Data shown:
╭──

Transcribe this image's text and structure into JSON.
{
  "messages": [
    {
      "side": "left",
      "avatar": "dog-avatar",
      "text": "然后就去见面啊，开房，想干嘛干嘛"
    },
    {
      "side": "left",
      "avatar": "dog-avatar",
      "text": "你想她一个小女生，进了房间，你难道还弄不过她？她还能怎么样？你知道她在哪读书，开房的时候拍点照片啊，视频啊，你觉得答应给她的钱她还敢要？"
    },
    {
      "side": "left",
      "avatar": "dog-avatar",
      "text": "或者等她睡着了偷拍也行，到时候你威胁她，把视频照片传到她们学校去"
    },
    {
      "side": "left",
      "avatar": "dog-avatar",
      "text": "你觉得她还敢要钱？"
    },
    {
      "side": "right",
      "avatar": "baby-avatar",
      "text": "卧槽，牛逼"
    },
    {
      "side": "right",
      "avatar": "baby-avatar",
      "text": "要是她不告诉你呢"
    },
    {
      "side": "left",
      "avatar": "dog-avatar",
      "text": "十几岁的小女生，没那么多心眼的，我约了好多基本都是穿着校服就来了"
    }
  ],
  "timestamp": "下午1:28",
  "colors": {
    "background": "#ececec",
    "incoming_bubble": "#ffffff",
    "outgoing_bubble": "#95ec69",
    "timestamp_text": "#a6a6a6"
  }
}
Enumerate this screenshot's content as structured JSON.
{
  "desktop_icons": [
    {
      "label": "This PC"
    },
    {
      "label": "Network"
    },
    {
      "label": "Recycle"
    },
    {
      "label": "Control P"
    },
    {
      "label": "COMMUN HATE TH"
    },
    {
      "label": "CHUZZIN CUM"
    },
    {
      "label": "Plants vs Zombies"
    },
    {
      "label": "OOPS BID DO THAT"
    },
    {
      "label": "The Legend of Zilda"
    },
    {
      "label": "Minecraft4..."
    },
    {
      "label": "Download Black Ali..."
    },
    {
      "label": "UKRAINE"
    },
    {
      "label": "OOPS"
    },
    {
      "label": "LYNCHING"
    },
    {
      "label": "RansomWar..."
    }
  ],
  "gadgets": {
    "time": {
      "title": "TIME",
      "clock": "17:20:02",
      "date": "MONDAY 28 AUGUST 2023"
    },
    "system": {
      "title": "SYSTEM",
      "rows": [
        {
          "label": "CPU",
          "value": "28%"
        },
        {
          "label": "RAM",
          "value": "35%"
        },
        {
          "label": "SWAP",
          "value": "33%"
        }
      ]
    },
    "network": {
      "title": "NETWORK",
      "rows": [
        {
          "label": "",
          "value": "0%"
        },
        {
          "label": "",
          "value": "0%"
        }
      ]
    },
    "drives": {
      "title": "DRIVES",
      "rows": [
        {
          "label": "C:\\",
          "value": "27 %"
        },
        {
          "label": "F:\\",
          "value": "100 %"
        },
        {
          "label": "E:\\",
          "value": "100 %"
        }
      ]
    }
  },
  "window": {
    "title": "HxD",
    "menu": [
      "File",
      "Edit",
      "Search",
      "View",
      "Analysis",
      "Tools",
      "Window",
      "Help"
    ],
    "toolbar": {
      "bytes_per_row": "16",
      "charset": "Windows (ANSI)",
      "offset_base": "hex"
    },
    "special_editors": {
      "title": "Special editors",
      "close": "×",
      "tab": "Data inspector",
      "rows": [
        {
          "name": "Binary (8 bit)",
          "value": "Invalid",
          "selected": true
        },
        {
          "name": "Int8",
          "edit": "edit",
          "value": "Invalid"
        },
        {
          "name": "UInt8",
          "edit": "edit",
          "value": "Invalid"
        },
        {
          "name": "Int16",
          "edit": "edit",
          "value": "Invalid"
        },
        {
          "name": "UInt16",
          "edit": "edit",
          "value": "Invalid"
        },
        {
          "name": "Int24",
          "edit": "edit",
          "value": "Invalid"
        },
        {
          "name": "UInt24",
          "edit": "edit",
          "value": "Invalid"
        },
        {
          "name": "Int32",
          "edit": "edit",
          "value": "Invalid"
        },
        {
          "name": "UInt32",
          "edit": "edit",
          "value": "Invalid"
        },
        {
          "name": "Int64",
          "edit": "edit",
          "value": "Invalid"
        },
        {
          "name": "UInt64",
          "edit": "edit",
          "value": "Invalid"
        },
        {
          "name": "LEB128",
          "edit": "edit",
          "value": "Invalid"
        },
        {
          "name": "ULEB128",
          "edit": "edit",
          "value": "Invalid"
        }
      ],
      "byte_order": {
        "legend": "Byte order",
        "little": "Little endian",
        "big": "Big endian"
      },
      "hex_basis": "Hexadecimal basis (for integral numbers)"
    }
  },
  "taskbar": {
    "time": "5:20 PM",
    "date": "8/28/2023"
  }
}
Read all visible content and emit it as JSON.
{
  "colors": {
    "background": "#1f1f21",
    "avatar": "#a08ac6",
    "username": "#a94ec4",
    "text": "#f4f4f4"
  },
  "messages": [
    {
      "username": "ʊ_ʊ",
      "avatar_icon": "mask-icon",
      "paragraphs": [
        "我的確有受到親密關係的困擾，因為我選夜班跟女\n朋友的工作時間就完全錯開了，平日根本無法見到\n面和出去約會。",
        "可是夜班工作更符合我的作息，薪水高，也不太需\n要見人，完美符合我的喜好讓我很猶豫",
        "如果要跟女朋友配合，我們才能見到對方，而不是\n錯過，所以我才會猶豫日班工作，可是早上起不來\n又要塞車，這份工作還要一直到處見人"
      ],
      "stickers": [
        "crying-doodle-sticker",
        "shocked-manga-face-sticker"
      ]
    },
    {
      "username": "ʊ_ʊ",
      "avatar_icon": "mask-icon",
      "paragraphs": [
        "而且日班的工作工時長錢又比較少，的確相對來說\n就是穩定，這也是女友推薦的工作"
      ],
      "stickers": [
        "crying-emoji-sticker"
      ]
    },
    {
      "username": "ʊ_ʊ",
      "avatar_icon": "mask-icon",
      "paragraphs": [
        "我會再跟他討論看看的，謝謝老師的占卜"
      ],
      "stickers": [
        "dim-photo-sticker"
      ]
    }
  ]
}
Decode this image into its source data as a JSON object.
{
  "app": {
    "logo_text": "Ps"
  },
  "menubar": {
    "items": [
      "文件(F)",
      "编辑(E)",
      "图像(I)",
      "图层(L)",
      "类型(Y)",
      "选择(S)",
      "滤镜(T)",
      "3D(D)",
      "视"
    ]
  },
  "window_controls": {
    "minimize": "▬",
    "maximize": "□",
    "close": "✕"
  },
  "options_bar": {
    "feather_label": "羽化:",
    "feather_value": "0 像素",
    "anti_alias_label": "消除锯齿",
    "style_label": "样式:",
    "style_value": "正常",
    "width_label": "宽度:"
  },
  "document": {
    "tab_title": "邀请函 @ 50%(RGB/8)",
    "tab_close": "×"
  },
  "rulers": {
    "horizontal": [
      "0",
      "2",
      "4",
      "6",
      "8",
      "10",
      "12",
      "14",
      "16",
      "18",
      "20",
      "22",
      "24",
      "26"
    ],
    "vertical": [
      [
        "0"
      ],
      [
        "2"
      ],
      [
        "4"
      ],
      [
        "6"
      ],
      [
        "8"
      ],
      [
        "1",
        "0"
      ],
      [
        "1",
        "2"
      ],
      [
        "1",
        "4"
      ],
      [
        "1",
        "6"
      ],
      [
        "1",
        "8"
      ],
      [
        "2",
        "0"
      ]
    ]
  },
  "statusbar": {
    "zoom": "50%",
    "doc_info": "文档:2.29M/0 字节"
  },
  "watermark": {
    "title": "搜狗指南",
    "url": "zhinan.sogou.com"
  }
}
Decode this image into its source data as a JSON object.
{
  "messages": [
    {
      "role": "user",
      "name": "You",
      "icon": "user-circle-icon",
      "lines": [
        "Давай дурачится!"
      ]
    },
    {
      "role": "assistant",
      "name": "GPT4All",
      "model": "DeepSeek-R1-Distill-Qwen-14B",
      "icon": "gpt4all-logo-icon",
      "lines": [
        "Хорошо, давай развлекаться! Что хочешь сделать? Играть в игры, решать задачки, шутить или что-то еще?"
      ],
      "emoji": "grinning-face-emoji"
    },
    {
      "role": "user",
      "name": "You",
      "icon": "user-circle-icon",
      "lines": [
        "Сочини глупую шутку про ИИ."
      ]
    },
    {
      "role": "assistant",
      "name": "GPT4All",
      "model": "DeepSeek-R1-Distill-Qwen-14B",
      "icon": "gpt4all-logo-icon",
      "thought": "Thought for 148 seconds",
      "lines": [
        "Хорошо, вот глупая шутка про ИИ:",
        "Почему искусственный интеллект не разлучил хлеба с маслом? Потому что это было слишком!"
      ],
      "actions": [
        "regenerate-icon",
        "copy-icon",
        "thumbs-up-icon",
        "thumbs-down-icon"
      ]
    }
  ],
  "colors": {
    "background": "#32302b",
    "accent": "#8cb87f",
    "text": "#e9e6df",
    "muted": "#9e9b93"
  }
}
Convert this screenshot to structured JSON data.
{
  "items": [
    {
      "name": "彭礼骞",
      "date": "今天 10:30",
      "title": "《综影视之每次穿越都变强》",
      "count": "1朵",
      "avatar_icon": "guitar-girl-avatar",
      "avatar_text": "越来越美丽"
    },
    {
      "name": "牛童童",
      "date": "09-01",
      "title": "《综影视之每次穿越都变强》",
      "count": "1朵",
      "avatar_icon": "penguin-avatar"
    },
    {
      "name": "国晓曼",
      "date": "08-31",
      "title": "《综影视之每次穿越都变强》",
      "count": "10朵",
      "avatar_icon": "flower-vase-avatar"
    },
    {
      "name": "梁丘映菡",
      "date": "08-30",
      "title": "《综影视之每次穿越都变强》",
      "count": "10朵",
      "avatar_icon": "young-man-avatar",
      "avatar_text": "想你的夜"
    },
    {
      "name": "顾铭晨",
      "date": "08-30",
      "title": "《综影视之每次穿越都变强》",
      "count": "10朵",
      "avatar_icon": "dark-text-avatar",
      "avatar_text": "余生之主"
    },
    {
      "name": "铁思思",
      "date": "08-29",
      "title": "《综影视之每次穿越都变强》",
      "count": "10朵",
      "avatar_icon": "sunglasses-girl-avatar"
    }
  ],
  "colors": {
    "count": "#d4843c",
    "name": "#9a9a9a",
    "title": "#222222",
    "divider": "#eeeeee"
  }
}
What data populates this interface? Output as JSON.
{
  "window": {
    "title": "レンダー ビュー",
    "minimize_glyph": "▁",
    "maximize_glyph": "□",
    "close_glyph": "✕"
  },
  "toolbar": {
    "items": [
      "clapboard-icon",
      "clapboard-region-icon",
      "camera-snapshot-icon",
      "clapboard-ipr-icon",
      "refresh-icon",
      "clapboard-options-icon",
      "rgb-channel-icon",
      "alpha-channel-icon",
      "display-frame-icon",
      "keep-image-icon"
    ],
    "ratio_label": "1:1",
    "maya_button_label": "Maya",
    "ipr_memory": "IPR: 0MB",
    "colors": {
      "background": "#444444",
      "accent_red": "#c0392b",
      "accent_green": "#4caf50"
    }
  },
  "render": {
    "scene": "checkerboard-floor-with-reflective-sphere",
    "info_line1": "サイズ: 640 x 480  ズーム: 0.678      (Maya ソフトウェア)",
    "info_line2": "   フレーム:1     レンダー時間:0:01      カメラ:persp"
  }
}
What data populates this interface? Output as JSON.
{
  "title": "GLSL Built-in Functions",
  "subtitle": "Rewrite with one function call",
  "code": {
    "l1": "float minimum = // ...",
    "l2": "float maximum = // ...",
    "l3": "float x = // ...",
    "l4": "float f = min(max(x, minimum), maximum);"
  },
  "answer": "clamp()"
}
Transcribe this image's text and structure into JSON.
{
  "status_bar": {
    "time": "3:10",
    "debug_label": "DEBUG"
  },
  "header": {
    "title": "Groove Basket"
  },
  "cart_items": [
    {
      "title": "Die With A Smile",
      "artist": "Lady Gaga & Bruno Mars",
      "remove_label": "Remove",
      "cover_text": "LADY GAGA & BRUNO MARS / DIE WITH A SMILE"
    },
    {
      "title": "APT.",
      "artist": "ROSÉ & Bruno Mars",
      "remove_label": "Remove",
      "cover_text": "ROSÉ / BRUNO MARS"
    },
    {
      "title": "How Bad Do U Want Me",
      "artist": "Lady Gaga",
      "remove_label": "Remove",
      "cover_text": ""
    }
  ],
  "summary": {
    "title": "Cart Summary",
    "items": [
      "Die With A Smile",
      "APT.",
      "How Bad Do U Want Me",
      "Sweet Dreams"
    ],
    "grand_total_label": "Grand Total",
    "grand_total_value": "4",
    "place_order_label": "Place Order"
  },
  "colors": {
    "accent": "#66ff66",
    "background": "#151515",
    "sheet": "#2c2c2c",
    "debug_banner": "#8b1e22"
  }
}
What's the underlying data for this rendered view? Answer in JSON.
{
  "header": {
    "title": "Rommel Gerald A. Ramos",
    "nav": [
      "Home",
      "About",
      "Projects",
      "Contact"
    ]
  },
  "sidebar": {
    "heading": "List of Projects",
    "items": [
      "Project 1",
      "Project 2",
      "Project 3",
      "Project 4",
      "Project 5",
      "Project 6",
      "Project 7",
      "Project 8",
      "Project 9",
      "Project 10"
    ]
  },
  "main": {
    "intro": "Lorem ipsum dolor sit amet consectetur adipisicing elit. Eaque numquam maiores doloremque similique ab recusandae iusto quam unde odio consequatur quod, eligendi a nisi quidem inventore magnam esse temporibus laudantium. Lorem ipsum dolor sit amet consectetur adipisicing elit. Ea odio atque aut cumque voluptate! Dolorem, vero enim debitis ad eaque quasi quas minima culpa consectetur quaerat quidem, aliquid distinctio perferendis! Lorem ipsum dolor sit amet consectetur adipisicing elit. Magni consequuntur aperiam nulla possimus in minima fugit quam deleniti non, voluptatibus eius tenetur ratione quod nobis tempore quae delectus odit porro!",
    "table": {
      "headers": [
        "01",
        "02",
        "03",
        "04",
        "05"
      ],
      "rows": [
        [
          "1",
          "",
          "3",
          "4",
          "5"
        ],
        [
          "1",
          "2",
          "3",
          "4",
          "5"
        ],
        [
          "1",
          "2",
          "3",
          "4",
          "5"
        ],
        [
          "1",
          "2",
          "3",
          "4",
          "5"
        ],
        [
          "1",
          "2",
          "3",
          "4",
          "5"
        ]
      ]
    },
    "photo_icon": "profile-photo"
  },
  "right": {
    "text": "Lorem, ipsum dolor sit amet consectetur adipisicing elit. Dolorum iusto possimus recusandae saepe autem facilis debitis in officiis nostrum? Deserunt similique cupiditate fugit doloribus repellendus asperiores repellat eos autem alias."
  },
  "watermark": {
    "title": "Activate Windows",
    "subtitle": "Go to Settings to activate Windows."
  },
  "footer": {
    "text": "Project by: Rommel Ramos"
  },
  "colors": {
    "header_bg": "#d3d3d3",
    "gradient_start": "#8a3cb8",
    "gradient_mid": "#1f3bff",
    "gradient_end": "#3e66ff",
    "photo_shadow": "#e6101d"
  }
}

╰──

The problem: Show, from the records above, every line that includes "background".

Solution:
    "background": "#ececec",
    "background": "#1f1f21",
    "background": "#32302b",
      "background": "#444444",
    "background": "#151515",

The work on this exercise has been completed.